Ford CL and Airhihenbuwa CO. Critical Race Theory, race equity and public health: Toward antiracism praxis. American Journal of Public Health 2010;100(Suppl 1):S30-S35. PMID: 20147679. PMCID: PMC2837428.

Godette DC, Edwards E, Ford CL, Strunin L, Heeren T, Kawachi I. Social status, gender and alcohol-related problems: The black young adult experience. Ethnicity & Health Jun 2009:1-18.PMID: 19462265. 

Ford CL, Daniel M, Earp JL, Kaufman JS, Golin CE, Miller WC. Perceived everyday racism,residential segregation and HIV testing in an STD clinic sample. American Journal of Public Health 2009;99(Supp1):S137-S143. PMID: 19218186. PMCID: PMC2724930.

Ford CL, Whetten KD, Hall SA, Kaufman JS and Thrasher AD. Black sexuality, social construction, and research targeting “the Down Low” (“the DL”). Annals of Epidemiology 2007 Mar;17(3):209-216. PMID: 17320787.

Ford CL. Usage of ‘MSM’ and ‘WSW’ and the broader context of public health research. [Editorial] American Journal of Public Health2006 Jan; 96(1):9. PMID: 16317194. PMCID: PMC1470432.

Corbie-Smith G and Ford CL. A Canary in the coal mine: Distrust, trustworthiness and the provision of quality healthcare. Journal of General Internal Medicine 2006 Apr;21(4):395-7.

Book Chapters

Yancey A. Bell-Lewis L, Glenn B, and Ford CL. Populations with health disparities. In: Dissemination and Implementation Research in Health: Translating Science to Practice. Brownson RC, Colditz GA, Proctor, EK. Oxford: Oxford University Press, 2012:459-482.

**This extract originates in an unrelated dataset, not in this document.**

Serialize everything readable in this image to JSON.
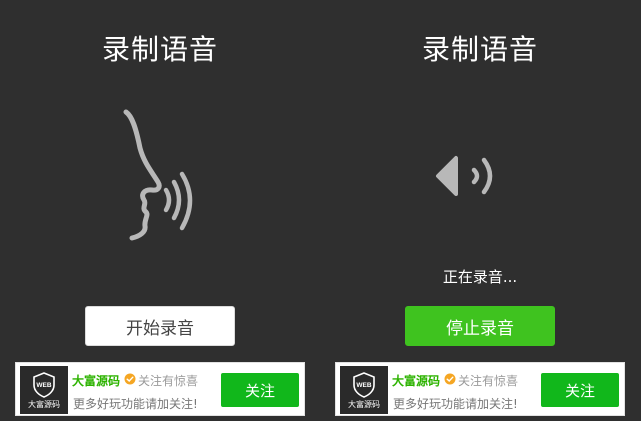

Godette DG, Ford CL and Ford PK. Health disparities in Georgia: A social injustice. In: African Americans in Georgia: A Reflection of Politics and Policy in the New South. Ford PK (Ed.) Macon, GA: Mercer University Press, 2010:224-38. (*Nominated for 2012 V.O. Key Award for the best book in Southern Politics.)

Fuller CM, Ford CL, Rudolph A. Injection drug use and HIV: Past and future considerations for HIV prevention and interventions. In: Mayer K and Pizer HF, eds. HIV Prevention. San Diego, CA: Elsevier/Academic Press, 2009:305-339.

Education: 
Postdoctorate, Columbia University
Postdoctorate, University of North Carolina
PhD, University of North Carolina
MPH, University of Pittsburgh
MLIS, University of Pittsburgh
Additional Materials (Downloads):